William T. Wiley
William T. Wiley
Joan Brown The Colonel in the Garden of Allah, 1972
Joan Brown Man on Horseback, 1957
Elmer Bischoff #3, 1948
Peter Saul Girl #1, 1962
Elmer Bischoff, Girl with Arms Raised, 1967
Joan Brown Portrait of a Chicken, 1967
Peter Saul Lake Tahoe, c. 1966
Robert Arneson Self-Made Man, 1973
Elmer Bischoff Reclining Nude, Partial Woman's Face, 1973
Joan Brown Models in Studio with Powerful Lights
Elmer Bischoff Model and Artist, 1971
Elmer Bischoff Untitled (Portrait), 1960
Peter Saul Woman in Green Shirt, c.1957
Peter Saul Portrait of a Man, c.1957

Press Release

This summer, the George Adams Gallery will present “The Formative Years” a group exhibition featuring paintings, drawings, and sculptures by Arneson, Bischoff, Brown, De Forest, Saul, and Wiley.  The exhibition offers a rich and often surprising selection of works from the shared early years of these artists’ careers.

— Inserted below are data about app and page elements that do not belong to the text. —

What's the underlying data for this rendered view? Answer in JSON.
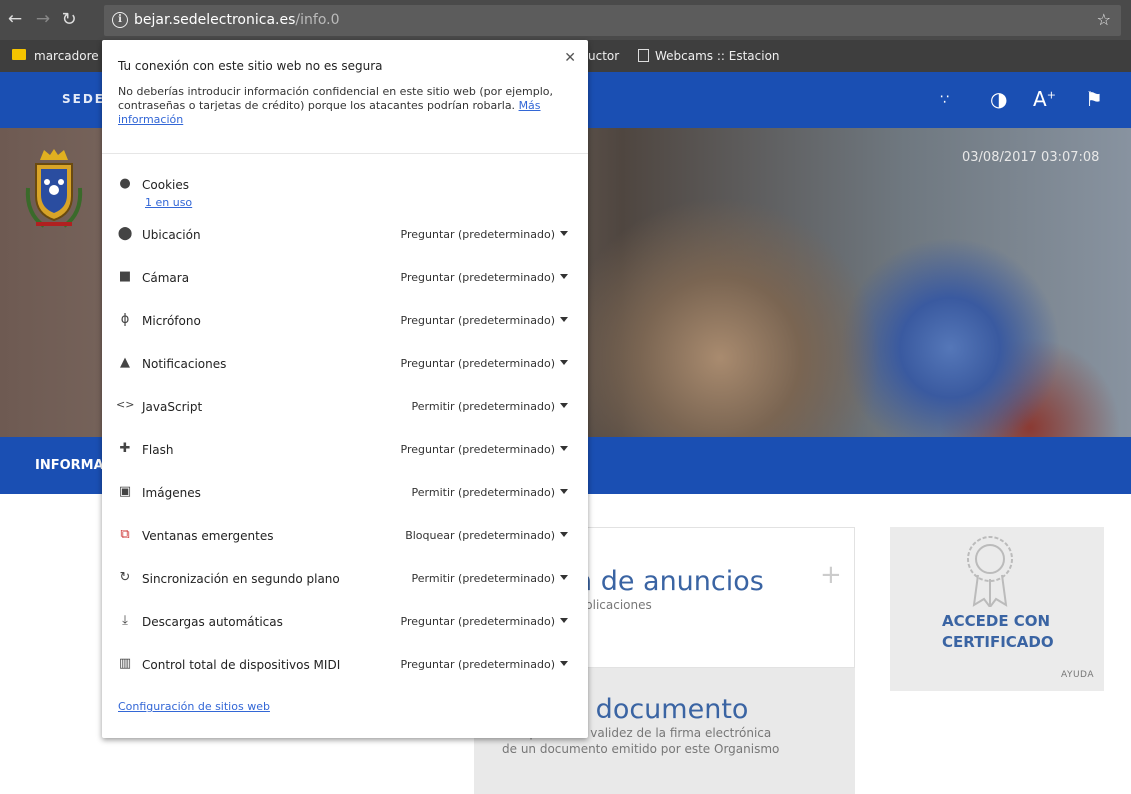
{
  "browser": {
    "url_host": "bejar.sedelectronica.es",
    "url_path": "/info.0",
    "bookmarks": [
      "marcadore",
      "uctor",
      "Webcams :: Estacion"
    ]
  },
  "site": {
    "header_title": "SEDE",
    "datetime": "03/08/2017 03:07:08",
    "nav_label": "INFORMA",
    "card1": {
      "title": "n de anuncios",
      "subtitle": "plicaciones"
    },
    "card2": {
      "title": "r documento",
      "subtitle_line1": "Compruebe la validez de la firma electrónica",
      "subtitle_line2": "de un documento emitido por este Organismo"
    },
    "cert": {
      "line1": "ACCEDE CON",
      "line2": "CERTIFICADO",
      "help": "AYUDA"
    }
  },
  "popup": {
    "title": "Tu conexión con este sitio web no es segura",
    "description": "No deberías introducir información confidencial en este sitio web (por ejemplo, contraseñas o tarjetas de crédito) porque los atacantes podrían robarla.",
    "more_info": "Más información",
    "cookies": {
      "label": "Cookies",
      "sub": "1 en uso"
    },
    "permissions": [
      {
        "label": "Ubicación",
        "value": "Preguntar (predeterminado)",
        "icon": "location-icon"
      },
      {
        "label": "Cámara",
        "value": "Preguntar (predeterminado)",
        "icon": "camera-icon"
      },
      {
        "label": "Micrófono",
        "value": "Preguntar (predeterminado)",
        "icon": "microphone-icon"
      },
      {
        "label": "Notificaciones",
        "value": "Preguntar (predeterminado)",
        "icon": "bell-icon"
      },
      {
        "label": "JavaScript",
        "value": "Permitir (predeterminado)",
        "icon": "code-icon"
      },
      {
        "label": "Flash",
        "value": "Preguntar (predeterminado)",
        "icon": "puzzle-icon"
      },
      {
        "label": "Imágenes",
        "value": "Permitir (predeterminado)",
        "icon": "image-icon"
      },
      {
        "label": "Ventanas emergentes",
        "value": "Bloquear (predeterminado)",
        "icon": "popup-blocked-icon"
      },
      {
        "label": "Sincronización en segundo plano",
        "value": "Permitir (predeterminado)",
        "icon": "sync-icon"
      },
      {
        "label": "Descargas automáticas",
        "value": "Preguntar (predeterminado)",
        "icon": "download-icon"
      },
      {
        "label": "Control total de dispositivos MIDI",
        "value": "Preguntar (predeterminado)",
        "icon": "midi-icon"
      }
    ],
    "footer_link": "Configuración de sitios web"
  }
}
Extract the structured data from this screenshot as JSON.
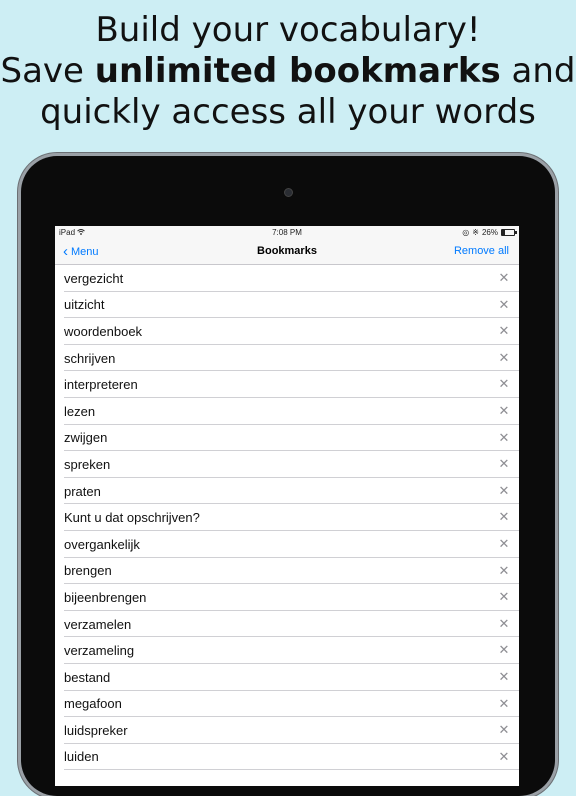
{
  "headline": {
    "line1": "Build your vocabulary!",
    "line2_pre": "Save ",
    "line2_bold": "unlimited bookmarks",
    "line2_post": " and",
    "line3": "quickly access all your words"
  },
  "statusbar": {
    "device": "iPad",
    "wifi_icon": "wifi-icon",
    "time": "7:08 PM",
    "battery_percent": "26%",
    "battery_level": 0.26
  },
  "navbar": {
    "back_label": "Menu",
    "title": "Bookmarks",
    "remove_all_label": "Remove all"
  },
  "bookmarks": [
    "vergezicht",
    "uitzicht",
    "woordenboek",
    "schrijven",
    "interpreteren",
    "lezen",
    "zwijgen",
    "spreken",
    "praten",
    "Kunt u dat opschrijven?",
    "overgankelijk",
    "brengen",
    "bijeenbrengen",
    "verzamelen",
    "verzameling",
    "bestand",
    "megafoon",
    "luidspreker",
    "luiden"
  ],
  "delete_icon": "close-icon",
  "colors": {
    "background": "#cdeef4",
    "accent": "#007aff"
  }
}
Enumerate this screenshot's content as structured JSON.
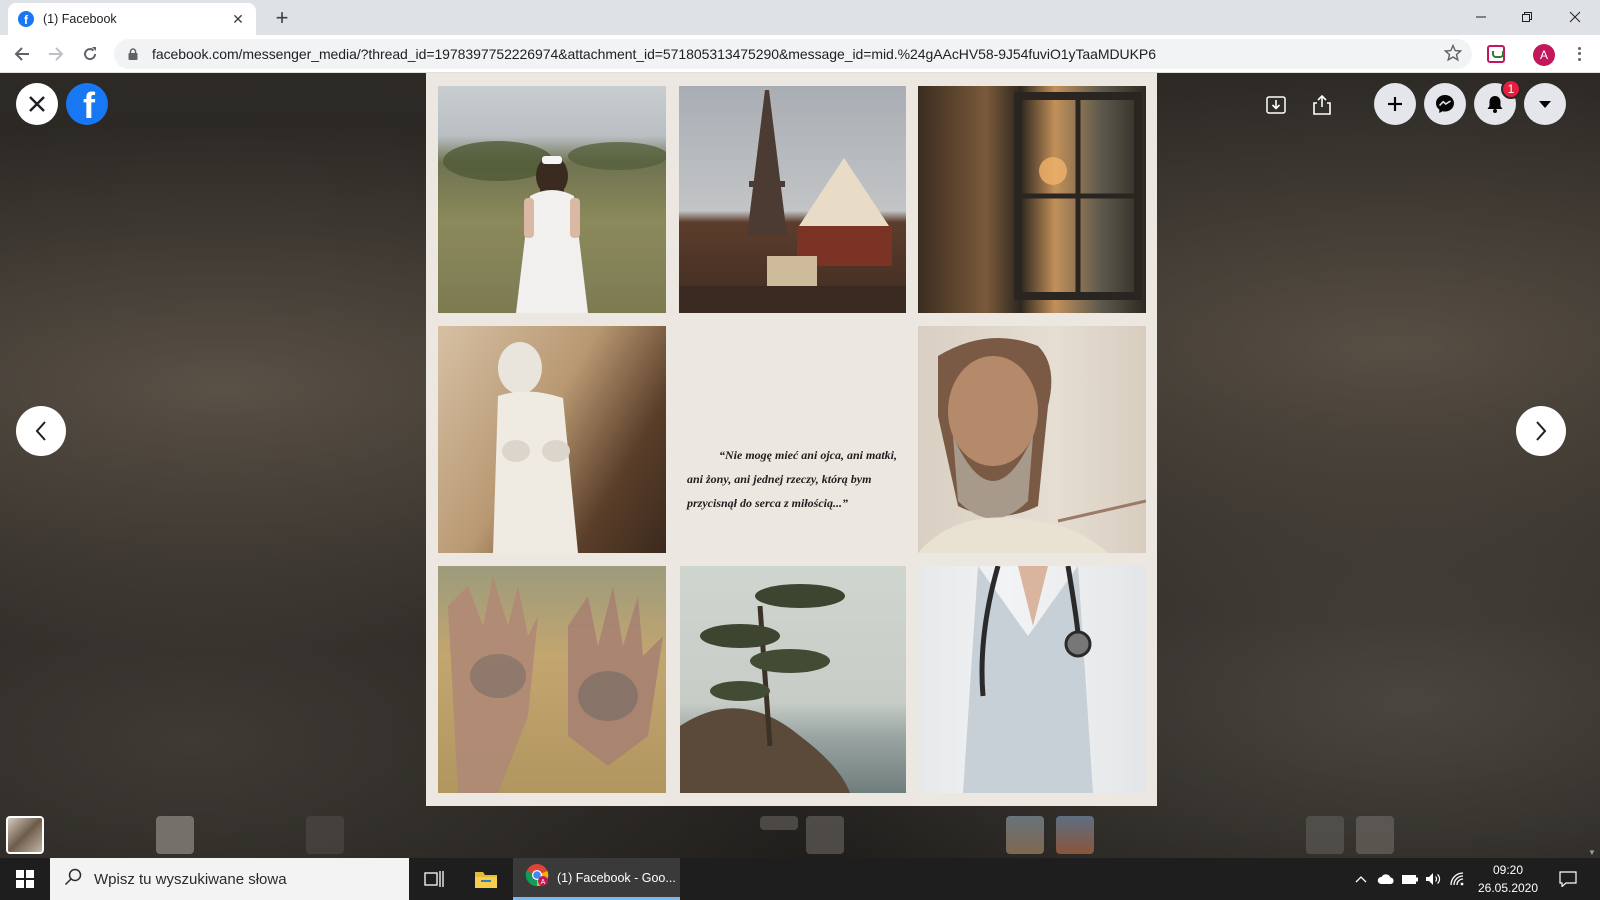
{
  "browser": {
    "tab_title": "(1) Facebook",
    "url": "facebook.com/messenger_media/?thread_id=1978397752226974&attachment_id=571805313475290&message_id=mid.%24gAAcHV58-9J54fuviO1yTaaMDUKP6",
    "profile_initial": "A"
  },
  "viewer": {
    "notification_count": "1",
    "icons": {
      "close": "close-icon",
      "logo": "facebook-logo",
      "tag": "tag-icon",
      "share": "share-icon",
      "create": "plus-icon",
      "messenger": "messenger-icon",
      "notifications": "bell-icon",
      "account": "caret-down-icon",
      "prev": "chevron-left-icon",
      "next": "chevron-right-icon"
    }
  },
  "collage": {
    "background": "#ece7e1",
    "quote": "“Nie mogę mieć ani ojca, ani matki, ani żony, ani jednej rzeczy, którą bym przycisnął do serca z miłością...”",
    "tiles": [
      {
        "name": "girl-in-white-dress-photo"
      },
      {
        "name": "eiffel-tower-carousel-photo"
      },
      {
        "name": "window-curtain-sunset-photo"
      },
      {
        "name": "venus-statue-photo"
      },
      {
        "name": "old-bearded-man-photo"
      },
      {
        "name": "dirty-hands-photo"
      },
      {
        "name": "pine-tree-coast-painting"
      },
      {
        "name": "doctor-stethoscope-photo"
      }
    ]
  },
  "taskbar": {
    "search_placeholder": "Wpisz tu wyszukiwane słowa",
    "chrome_window_label": "(1) Facebook - Goo...",
    "time": "09:20",
    "date": "26.05.2020",
    "accent": "#76b9ed"
  }
}
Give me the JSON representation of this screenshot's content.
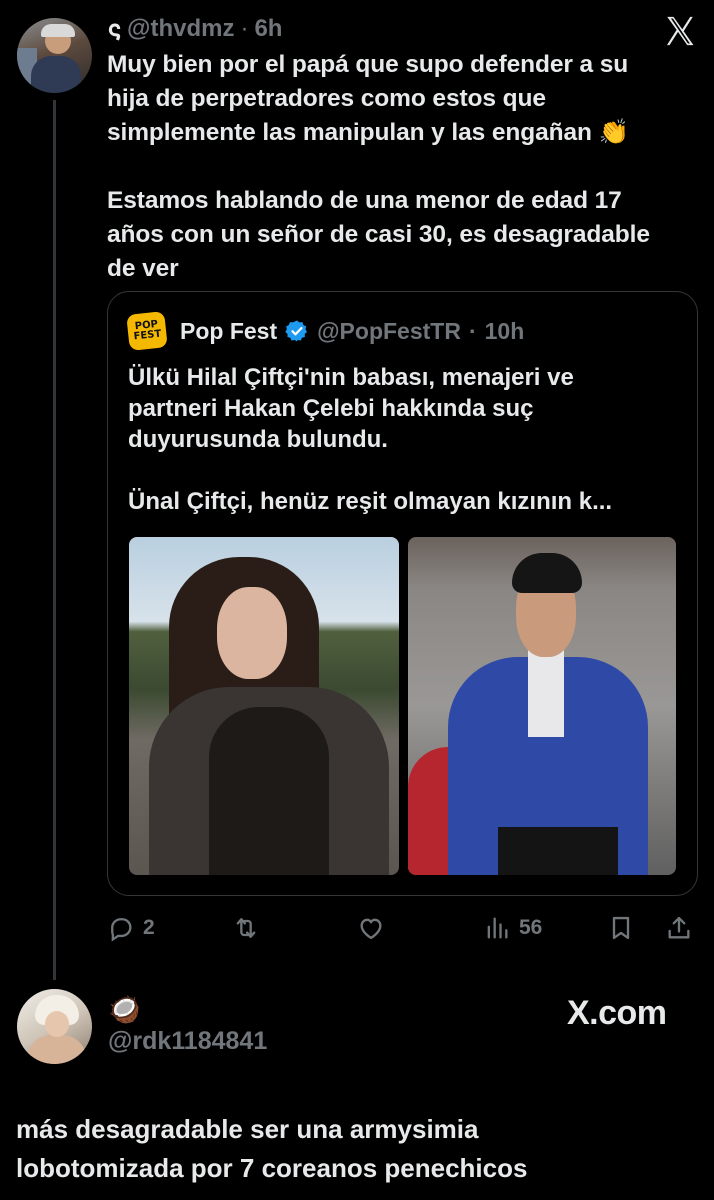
{
  "tweet": {
    "handle": "@thvdmz",
    "time": "6h",
    "text_p1": "Muy bien por el papá que supo defender a su\nhija de perpetradores como estos que\nsimplemente las manipulan y las engañan 👏",
    "text_p2": "Estamos hablando de una menor de edad 17\naños con un señor de casi 30, es desagradable\nde ver"
  },
  "quote": {
    "logo_line1": "POP",
    "logo_line2": "FEST",
    "name": "Pop Fest",
    "handle": "@PopFestTR",
    "time": "10h",
    "text_p1": "Ülkü Hilal Çiftçi'nin babası, menajeri ve\npartneri Hakan Çelebi hakkında suç\nduyurusunda bulundu.",
    "text_p2": "Ünal Çiftçi, henüz reşit olmayan kızının k..."
  },
  "actions": {
    "replies": "2",
    "views": "56"
  },
  "reply": {
    "handle": "@rdk1184841",
    "emoji": "🥥",
    "watermark": "X.com",
    "text": "más desagradable ser una armysimia\nlobotomizada por 7 coreanos penechicos"
  },
  "colors": {
    "background": "#000000",
    "text": "#e7e9ea",
    "muted": "#71767b",
    "border": "#333639",
    "verified": "#1d9bf0"
  }
}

As a prologue, the show begins with two important 1948 abstractions by Bischoff, signaling the peak of the abstract movement in CA, which owed its development in part to the profound impact of the pedagogy of Hofmann, Still, Rothko, among others. Though by 1952 Bischoff would begin painting figuratively and go on to influence the next generation of painters himself, these earlier paintings illustrate many of the techniques and preoccupations that characterize his later work. Bischoff’s influence can be seen in the heavy, painterly style of Brown, a Picasso-inflected 'Vase' by Arneson, expressionistic prints by De Forest from the early 1950s, and generally, a maximalist approach to composition. Other highlights include a self-portrait by Arneson from 1973; a string and fabric sculpture and ink drawing of models in the studio by Brown; a late-sixties figurative painting by Bischoff; two pastel portraits from the late-fifties by Saul; and two paintings, one with a construction, from 1964 by Wiley.


The exhibition will be on view through August 12, when the gallery will close for the remainder of the month. Summer hours in June are Tuesday – Saturday, 10 – 5, and Tuesday – Friday, 10 – 5 in July and August, Monday and Saturday by appointment only. For images and further information, please visit the gallery website at


The Formative Years, 1957 – 1977


The group of artists who emerged from the San Francisco area in the 50s and 60s were united by more than regional proximity. The interconnectedness between education and later teaching positions within the local university programs, besides personal relationships, kept open lines of dialogue throughout their respective careers. Though not all of the same generation, it can be said that the six artists represented here came to maturity in response to - or rather in opposition to - the prevailing New York-centric art of the period. As encapsulated by first 'Contemporary Bay Area Figurative Painting' at Oakland Museum in 1957 and later the 'Funk' exhibition mounted by University of California, Berkeley Art Museum in 1967, the art being made in California became progressively more unique and transgressive, establishing an identity, perhaps, of individualism that would continue to define the region. This is not seen more clearly than by comparing the works of artists such as Brown, Wiley, De Forest, Arneson, etc, who, despite working closely with each other throughout their careers, would nevertheless develop radically different visual styles.

A prime example is the origin of their respective art as an evolution from the shared influences of their student days. Coming out of the tail end of a legacy of abstraction at the region's art schools and in the midst of the ascendency of new figurative painting and changing approaches to sculpture via clay, etc, (eg, Voulkos) in the Bay Area, the work they made in that period of transition shows the freedom with which they approached art-making. Here we see the assertions of personal preferences and most vividly, the parallels in style and approach: a laissez-faire attitude towards medium, a propensity for using found materials, an equal interest in the common-place as source material and an injection of personal experience and narrative - which remained a common thread for most the group throughout their careers - are clear. By the mid-70s, when all six would reach a level of maturity that defined their later work, the persistence of those early styles and influences remains visible.